But a couple years later, I was back for a visit, and some mutual friends and I went over to my old friend’s house for a small party. At one point during the festivities, my old friend motioned me to an adjoining room. He got a really old guitar case out of a closet and pulled out a very cool antique Martin acoustic, a small parlor-sized guitar. My friend sat down opposite me, started playing, and sang, “Really don’t mind if you sit this one out.”

From there, my old friend sang and played the whole damn thing. The funny thing is, my old friend wasn’t a guitarist — he was a drummer. But he sure knew how to play “Thick as a Brick” on the guitar.

We must have sat there for over a half hour as he sang that long song, but it seemed like five minutes — a tribute to the beauty of the original composition and to the feeling in my friend’s performance — very different from the original recording, of course, but with the same spirit.

Thanks for reminding me of that unexpected and most memorable performance of “Thick as a Brick,” Bob.

Kurt Schroeder


Nice to see Tull get their due. Thanks.

When I interviewed Ian Anderson in 1990 for the San Diego Union (now Union-Tribune) , here’s what he had to say about Tull beating out Metallica for that controversial Grammy:

“It seemed strange to me at the time, being nominated, because that category did not reflect what the band is about in my eyes,” said Anderson, who co-founded Jethro Tull in 1968. “The new category was meant to reflect the alternative and harder end of the spectrum, which it did. But, to the consternation of the Grammy organizers, it was not a good move, retrospectively, to embrace metal and hard rock. Because it became a catchall for anybody not in the pop categories.

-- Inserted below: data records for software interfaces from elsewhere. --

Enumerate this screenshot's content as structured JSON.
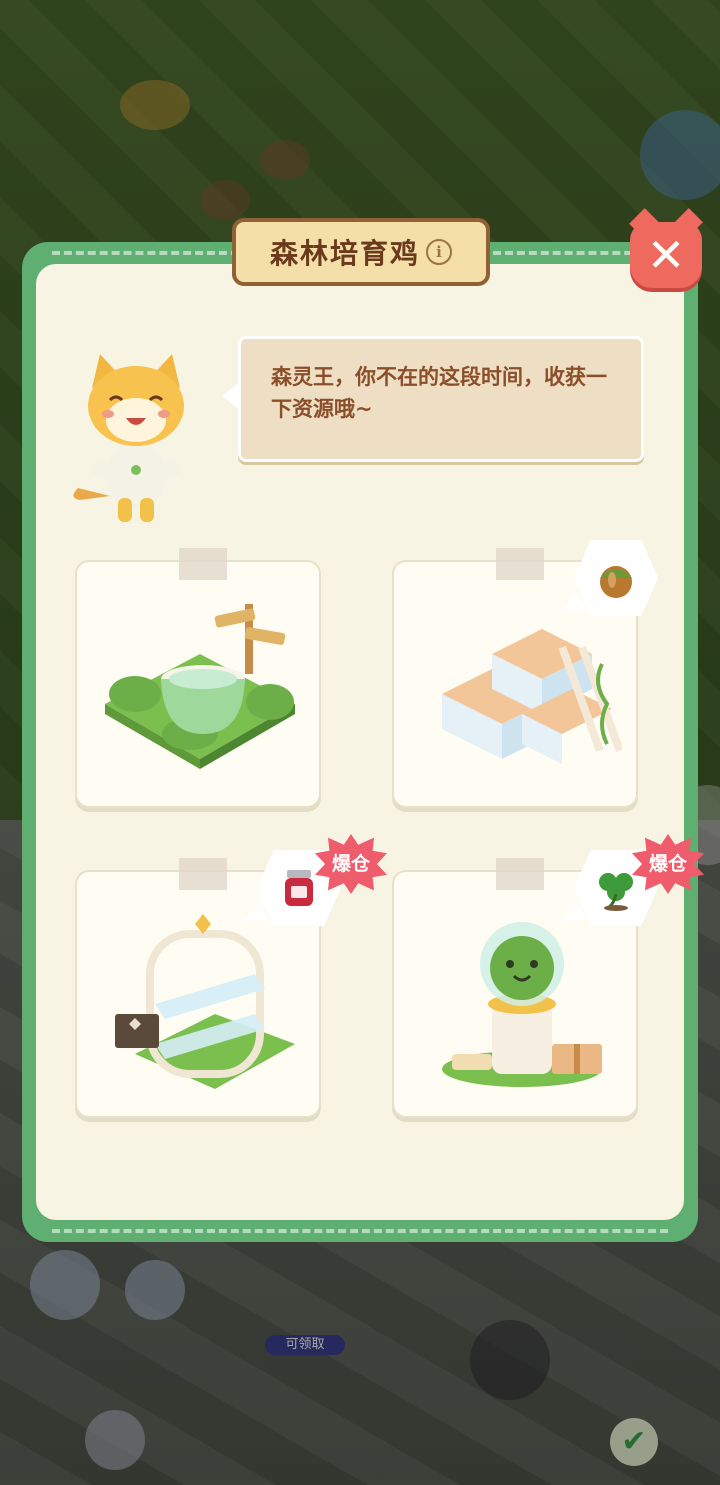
{
  "dialog": {
    "title": "森林培育鸡",
    "info_icon": "info-icon",
    "close_icon": "close-icon",
    "close_symbol": "✕",
    "info_symbol": "i"
  },
  "speech": {
    "text": "森灵王，你不在的这段时间，收获一下资源哦~"
  },
  "buildings": [
    {
      "name": "pond-garden",
      "resource_icon": null,
      "badge": null
    },
    {
      "name": "crate-stack",
      "resource_icon": "acorn-icon",
      "badge": null
    },
    {
      "name": "glass-shelf",
      "resource_icon": "jam-jar-icon",
      "badge": "爆仓"
    },
    {
      "name": "moss-statue",
      "resource_icon": "clover-icon",
      "badge": "爆仓"
    }
  ],
  "background": {
    "claim_label": "可领取",
    "check_icon": "check-icon",
    "check_symbol": "✔"
  },
  "colors": {
    "panel_border": "#5fae72",
    "panel_bg": "#f8f4e4",
    "title_text": "#6b3a1c",
    "close_button": "#ef6a5e",
    "badge": "#ef5d6c",
    "speech_text": "#8a4f2a"
  }
}
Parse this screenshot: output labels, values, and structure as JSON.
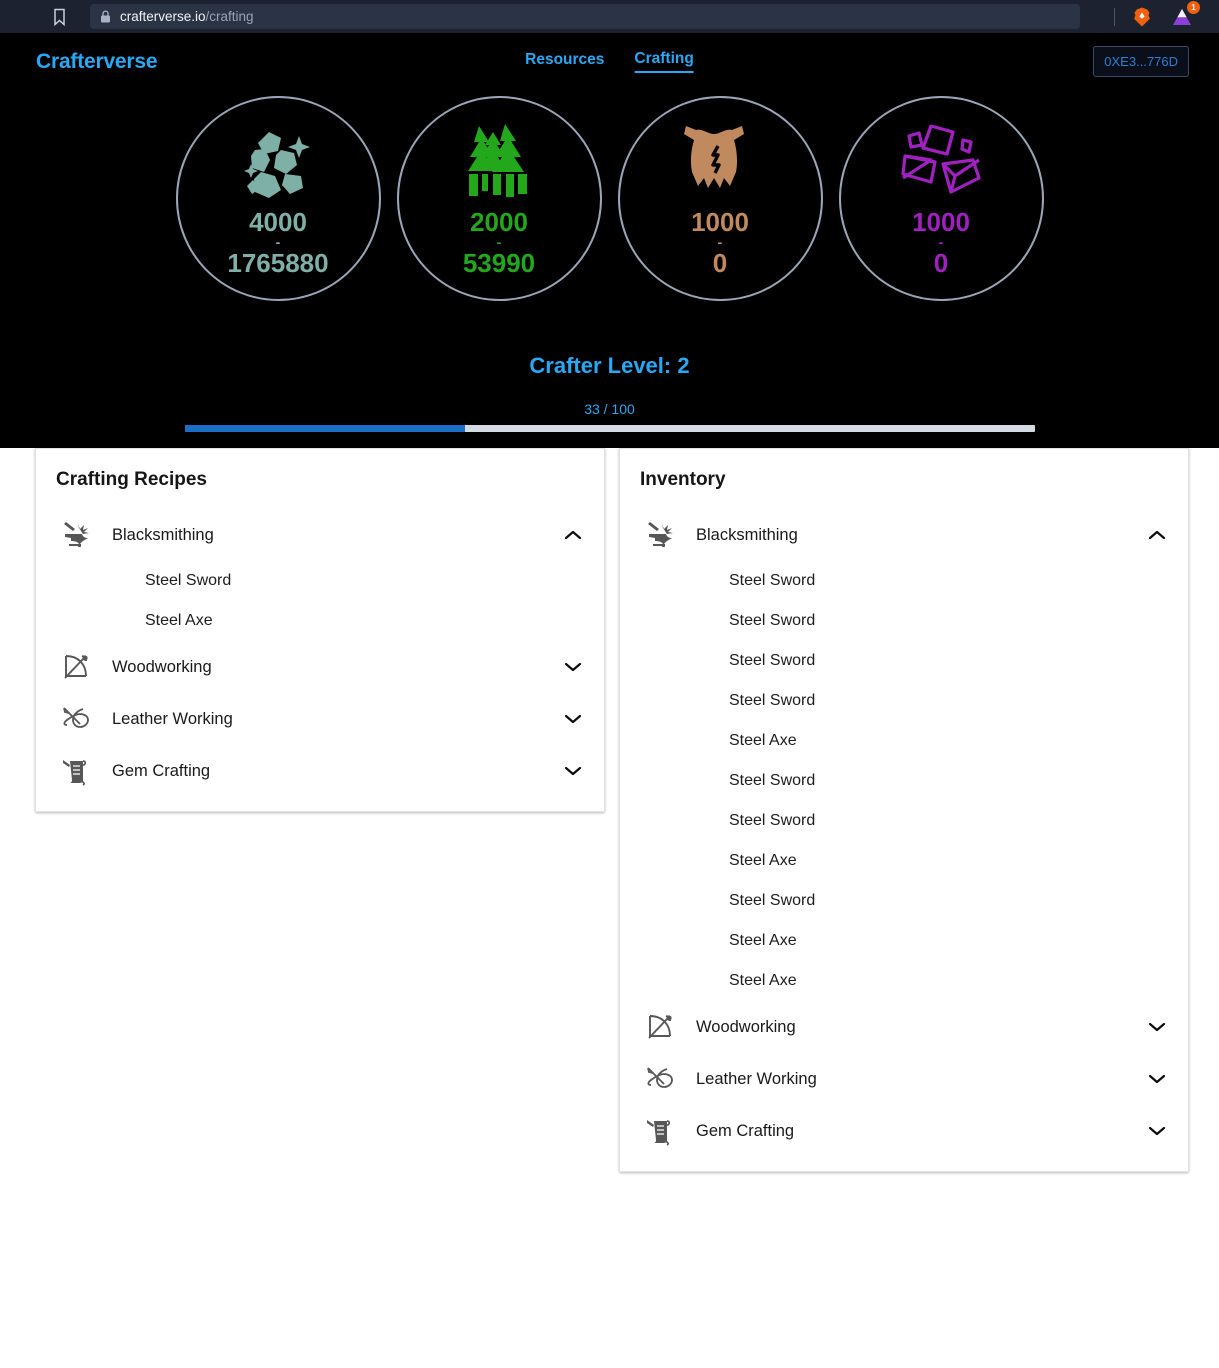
{
  "browser": {
    "bookmark_icon": "bookmark-icon",
    "lock_icon": "lock-icon",
    "url_domain": "crafterverse.io",
    "url_path": "/crafting",
    "brave_icon": "brave-lion-icon",
    "extension_icon": "triangle-extension-icon",
    "extension_badge": "1"
  },
  "header": {
    "brand": "Crafterverse",
    "nav": [
      {
        "label": "Resources",
        "active": false
      },
      {
        "label": "Crafting",
        "active": true
      }
    ],
    "wallet": "0XE3...776D",
    "accent_color": "#29a9f5"
  },
  "resources": [
    {
      "icon": "ore-rocks-icon",
      "amount": "4000",
      "separator": "-",
      "total": "1765880",
      "color": "#7fb0a8"
    },
    {
      "icon": "forest-trees-icon",
      "amount": "2000",
      "separator": "-",
      "total": "53990",
      "color": "#23a81c"
    },
    {
      "icon": "animal-hide-icon",
      "amount": "1000",
      "separator": "-",
      "total": "0",
      "color": "#c08a5e"
    },
    {
      "icon": "gems-icon",
      "amount": "1000",
      "separator": "-",
      "total": "0",
      "color": "#a020c0"
    }
  ],
  "level": {
    "title": "Crafter Level: 2",
    "xp_text": "33 / 100",
    "progress_percent": 33,
    "bar_color": "#1b6fc4",
    "track_color": "#d3dae3"
  },
  "recipes_panel": {
    "title": "Crafting Recipes",
    "categories": [
      {
        "label": "Blacksmithing",
        "icon": "anvil-icon",
        "expanded": true,
        "chevron": "chevron-up-icon",
        "items": [
          "Steel Sword",
          "Steel Axe"
        ]
      },
      {
        "label": "Woodworking",
        "icon": "bow-and-arrow-icon",
        "expanded": false,
        "chevron": "chevron-down-icon",
        "items": []
      },
      {
        "label": "Leather Working",
        "icon": "needle-and-thread-icon",
        "expanded": false,
        "chevron": "chevron-down-icon",
        "items": []
      },
      {
        "label": "Gem Crafting",
        "icon": "gem-scroll-icon",
        "expanded": false,
        "chevron": "chevron-down-icon",
        "items": []
      }
    ]
  },
  "inventory_panel": {
    "title": "Inventory",
    "categories": [
      {
        "label": "Blacksmithing",
        "icon": "anvil-icon",
        "expanded": true,
        "chevron": "chevron-up-icon",
        "items": [
          "Steel Sword",
          "Steel Sword",
          "Steel Sword",
          "Steel Sword",
          "Steel Axe",
          "Steel Sword",
          "Steel Sword",
          "Steel Axe",
          "Steel Sword",
          "Steel Axe",
          "Steel Axe"
        ]
      },
      {
        "label": "Woodworking",
        "icon": "bow-and-arrow-icon",
        "expanded": false,
        "chevron": "chevron-down-icon",
        "items": []
      },
      {
        "label": "Leather Working",
        "icon": "needle-and-thread-icon",
        "expanded": false,
        "chevron": "chevron-down-icon",
        "items": []
      },
      {
        "label": "Gem Crafting",
        "icon": "gem-scroll-icon",
        "expanded": false,
        "chevron": "chevron-down-icon",
        "items": []
      }
    ]
  }
}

“However, I’m pleased we won since it’s an accolade given to us by our peer group of 6,000-plus members in the National Academy of Recording Arts & Sciences, and that’s something you can’t influence.”

Critics charged that Jethro Tull’s victory was attributable to two factors: The veteran English band was more familiar to Grammy voters than the other nominees; and its victory was more for a 20-year body of work than for “Crest of a Knave,” the album for which the band had been nominated. Anderson agrees.

“That was what I felt uncomfortable with,” he said. “It was not just an album or a category people were recognizing, but 20 years of Jethro Tull. The only casualties were Metallica, who were convinced they would win when everyone told them they would. Well, tough luck. If they’re that good they ought to last another 19 years.”

Anderson chuckled. “Metallica now has the honor of being among the many influential, successful and creative groups of all time who have not won, because there are a lot of them.”

Metallica was considered such a likely winner that Jethro Tull’s record label, Chrysalis, not only discouraged the European-based Anderson from attending, but also refused to provide tickets to Tull’s Los Angeles-based drummer, Doane Perry.

“I don’t think Chrysalis wanted to shell out the air fare,” Anderson said. “And maybe it’s all for the best. Given the booing and the disgruntled behavior from the press backstage, I would have found it difficult to walk away clutching a Grammy Award.”

George Varga


I was with Alice at that Grammy Awards when he had to announce the winner. At the afterparty, he reached into his pocket and handed the Metallica guys the actual envelope with the Jethro Tull wording inside. Now that’s a memento.

Toby Mamis


I don’t share your enthusiasm for exactly this (I’ll bet it’s great, never heard it) but it’s great to see onetime critics ease up and dig things.

Art Fein


I was in a band on Chrysalis in 86 called “The City”, but I knew about as much about labels and the biz as I know about building a rocket ship…I don’t think I even knew Tull was on that label…

Wade Biery


I remain un-moved. (It’s why we started punk rock).

Hugo Burnham